Oct. 30, 2014 12:15 PM EDT Reads: 2,083
As the Internet of Things unfolds, mobile and wearable devices are blurring the line between physical and digital, integrating ever more closely with our interests, our routines, our daily lives. Contextual computing and smart, sensor-equipped spaces bring the potential to walk through a world that recognizes us and responds accordingly. We become continuous transmitters and receivers of data. In his session at Internet of @ThingsExpo, Andrew Bolwell, Director of Innovation for HP’s Printing and Personal Systems Group, will discuss how key attributes of mobile technology – touch input, senso...
Oct. 30, 2014 12:00 PM EDT Reads: 1,770
The Internet of Things (IoT) is making everything it touches smarter – smart devices, smart cars and smart cities. And lucky us, we’re just beginning to reap the benefits as we work toward a networked society. However, this technology-driven innovation is impacting more than just individuals. The IoT has an environmental impact as well, which brings us to the theme of this month’s #IoTuesday Twitter chat. The ability to remove inefficiencies through connected objects is driving change throughout every sector, including waste management. BigBelly Solar, located just outside of Boston, is trans...
Oct. 30, 2014 11:00 AM EDT Reads: 2,194

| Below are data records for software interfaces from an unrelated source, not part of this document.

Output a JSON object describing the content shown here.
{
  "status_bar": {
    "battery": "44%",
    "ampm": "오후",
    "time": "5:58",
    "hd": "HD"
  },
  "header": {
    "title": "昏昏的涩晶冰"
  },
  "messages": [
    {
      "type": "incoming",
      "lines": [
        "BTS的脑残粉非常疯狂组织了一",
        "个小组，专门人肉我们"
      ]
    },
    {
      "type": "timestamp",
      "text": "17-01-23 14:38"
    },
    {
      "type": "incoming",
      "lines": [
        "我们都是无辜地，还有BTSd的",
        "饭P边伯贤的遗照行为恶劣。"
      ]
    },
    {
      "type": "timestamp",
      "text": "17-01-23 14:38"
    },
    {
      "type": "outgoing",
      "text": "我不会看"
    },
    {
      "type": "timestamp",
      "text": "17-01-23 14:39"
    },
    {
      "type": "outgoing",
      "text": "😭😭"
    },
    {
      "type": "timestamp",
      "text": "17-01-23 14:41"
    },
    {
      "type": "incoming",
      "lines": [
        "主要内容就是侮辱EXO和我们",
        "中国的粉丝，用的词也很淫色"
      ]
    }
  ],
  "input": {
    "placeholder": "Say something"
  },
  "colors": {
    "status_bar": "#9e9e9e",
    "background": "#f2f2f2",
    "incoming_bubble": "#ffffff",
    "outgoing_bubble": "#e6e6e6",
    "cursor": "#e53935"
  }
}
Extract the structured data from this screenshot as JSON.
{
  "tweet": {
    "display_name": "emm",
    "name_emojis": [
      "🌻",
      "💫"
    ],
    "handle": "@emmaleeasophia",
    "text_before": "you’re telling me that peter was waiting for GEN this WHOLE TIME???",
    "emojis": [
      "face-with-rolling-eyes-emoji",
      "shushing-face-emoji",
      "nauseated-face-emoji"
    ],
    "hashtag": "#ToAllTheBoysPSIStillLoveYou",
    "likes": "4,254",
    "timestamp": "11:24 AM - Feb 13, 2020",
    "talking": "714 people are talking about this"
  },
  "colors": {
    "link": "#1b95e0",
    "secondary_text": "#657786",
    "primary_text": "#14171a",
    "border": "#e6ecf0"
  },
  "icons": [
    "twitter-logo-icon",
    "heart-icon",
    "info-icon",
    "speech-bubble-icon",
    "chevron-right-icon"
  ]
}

Connected devices and the Internet of Things are getting significant momentum in 2014. In his session at Internet of @ThingsExpo, Jim Hunter, Chief Scientist & Technology Evangelist at Greenwave Systems, will examine three key elements that together will drive mass adoption of the IoT before the end of 2015. The first element is the recent advent of robust open source protocols (like AllJoyn and WebRTC) that facilitate M2M communication. The second is broad availability of flexible, cost-effective storage designed to handle the massive surge in back-end data in a world where timely analytics...
Oct. 30, 2014 08:00 AM EDT Reads: 1,624
Internet of @ThingsExpo Silicon Valley announced on Thursday its first 12 all-star speakers and sessions for its upcoming event, which will take place November 4-6, 2014, at the Santa Clara Convention Center in California. @ThingsExpo, the first and largest IoT event in the world, debuted at the Javits Center in New York City in June 10-12, 2014 with over 6,000 delegates attending the conference. Among the first 12 announced world class speakers, IBM will present two highly popular IoT sessions, which will take place November 4-6, 2014 at the Santa Clara Convention Center in Santa Clara, Calif...
Oct. 30, 2014 07:30 AM EDT Reads: 2,303
From a software development perspective IoT is about programming "things," about connecting them with each other or integrating them with existing applications. In his session at @ThingsExpo, Yakov Fain, co-founder of Farata Systems and SuranceBay, will show you how small IoT-enabled devices from multiple manufacturers can be integrated into the workflow of an enterprise application. This is a practical demo of building a framework and components in HTML/Java/Mobile technologies to serve as a platform that can integrate new devices as they become available on the market.
Oct. 29, 2014 02:15 PM EDT Reads: 2,083